Write out every entry exactly as given, but omit the pictures.
--- --- ---
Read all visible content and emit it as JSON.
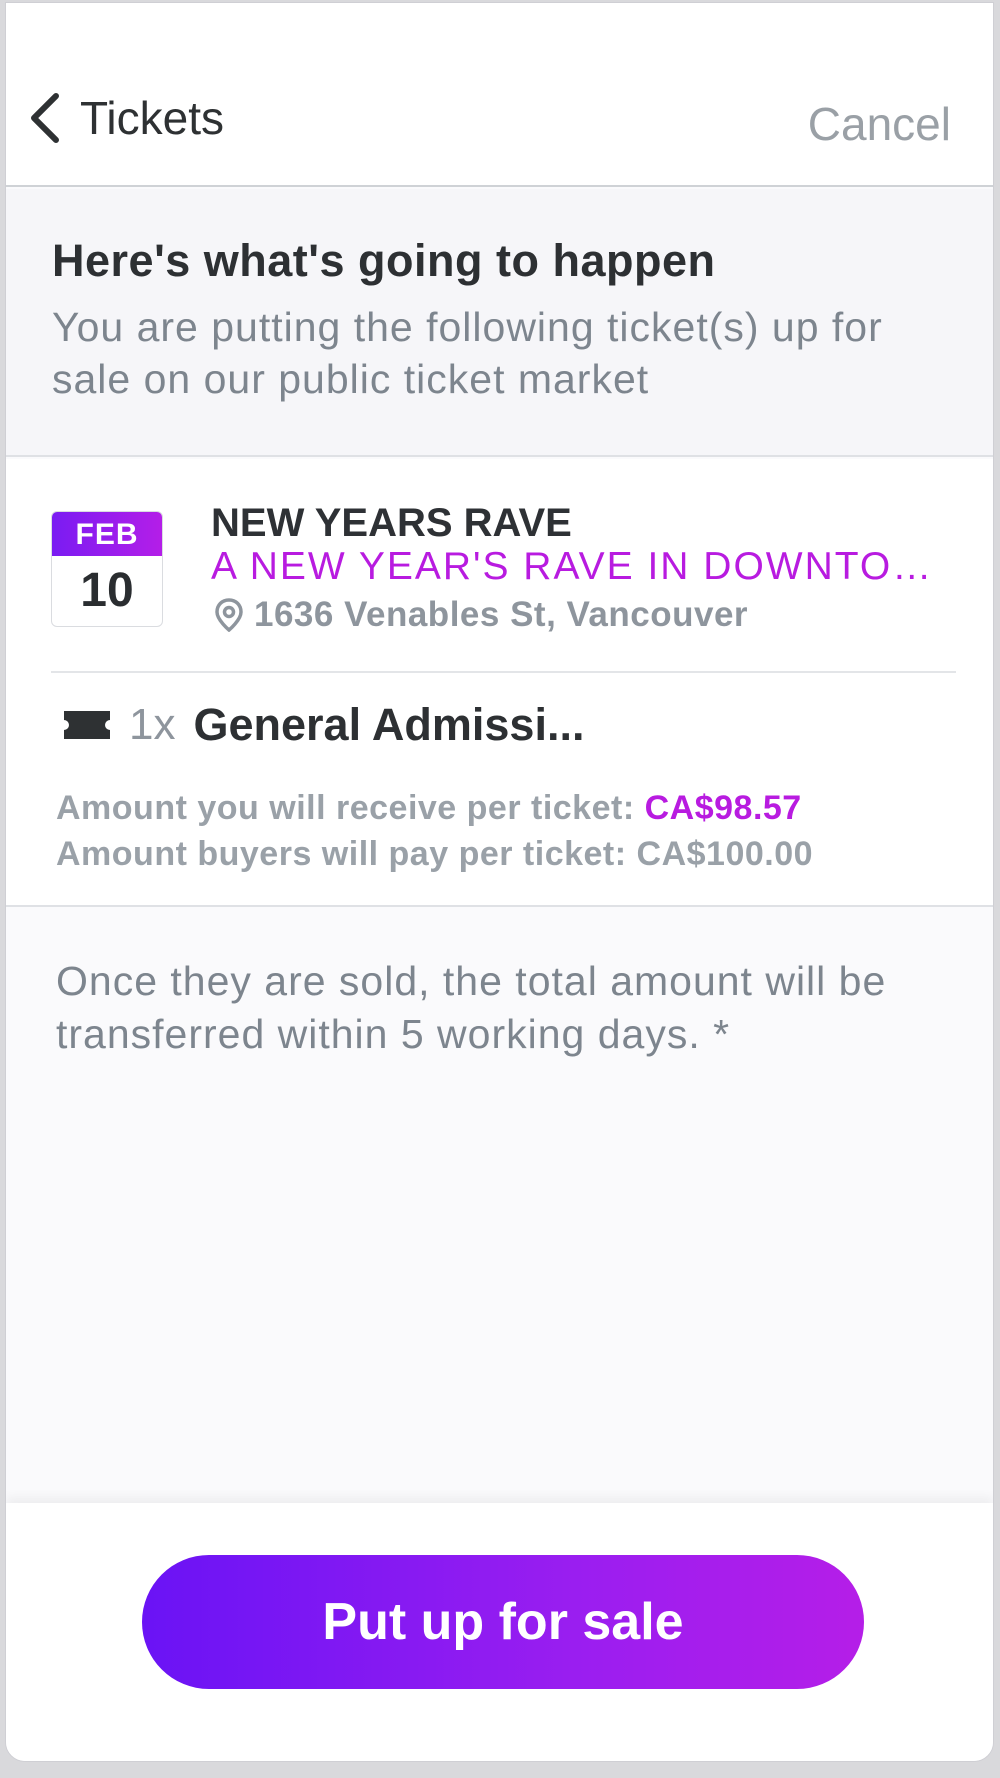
{
  "header": {
    "back_label": "Tickets",
    "cancel_label": "Cancel"
  },
  "intro": {
    "title": "Here's what's going to happen",
    "subtitle": "You are putting the following ticket(s) up for sale on our public ticket market"
  },
  "event": {
    "month": "FEB",
    "day": "10",
    "name": "NEW YEARS RAVE",
    "description": "A NEW YEAR'S RAVE IN DOWNTOWN VANCOUVER",
    "location": "1636 Venables St, Vancouver"
  },
  "ticket": {
    "quantity": "1x",
    "name": "General Admissi...",
    "receive_label": "Amount you will receive per ticket:",
    "receive_value": "CA$98.57",
    "pay_label": "Amount buyers will pay per ticket:",
    "pay_value": "CA$100.00"
  },
  "note": "Once they are sold, the total amount will be transferred within 5 working days. *",
  "footer": {
    "cta_label": "Put up for sale"
  },
  "colors": {
    "accent": "#b81be0",
    "gradient_start": "#6a13f5",
    "gradient_end": "#b51ee8"
  }
}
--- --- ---
> **ANSWER SPACE**
Read all visible content and emit it as JSON.
{
  "header": {
    "back_label": "Tickets",
    "cancel_label": "Cancel"
  },
  "intro": {
    "title": "Here's what's going to happen",
    "subtitle": "You are putting the following ticket(s) up for sale on our public ticket market"
  },
  "event": {
    "month": "FEB",
    "day": "10",
    "name": "NEW YEARS RAVE",
    "description": "A NEW YEAR'S RAVE IN DOWNTOWN VANCOUVER",
    "location": "1636 Venables St, Vancouver"
  },
  "ticket": {
    "quantity": "1x",
    "name": "General Admissi...",
    "receive_label": "Amount you will receive per ticket:",
    "receive_value": "CA$98.57",
    "pay_label": "Amount buyers will pay per ticket:",
    "pay_value": "CA$100.00"
  },
  "note": "Once they are sold, the total amount will be transferred within 5 working days. *",
  "footer": {
    "cta_label": "Put up for sale"
  },
  "colors": {
    "accent": "#b81be0",
    "gradient_start": "#6a13f5",
    "gradient_end": "#b51ee8"
  }
}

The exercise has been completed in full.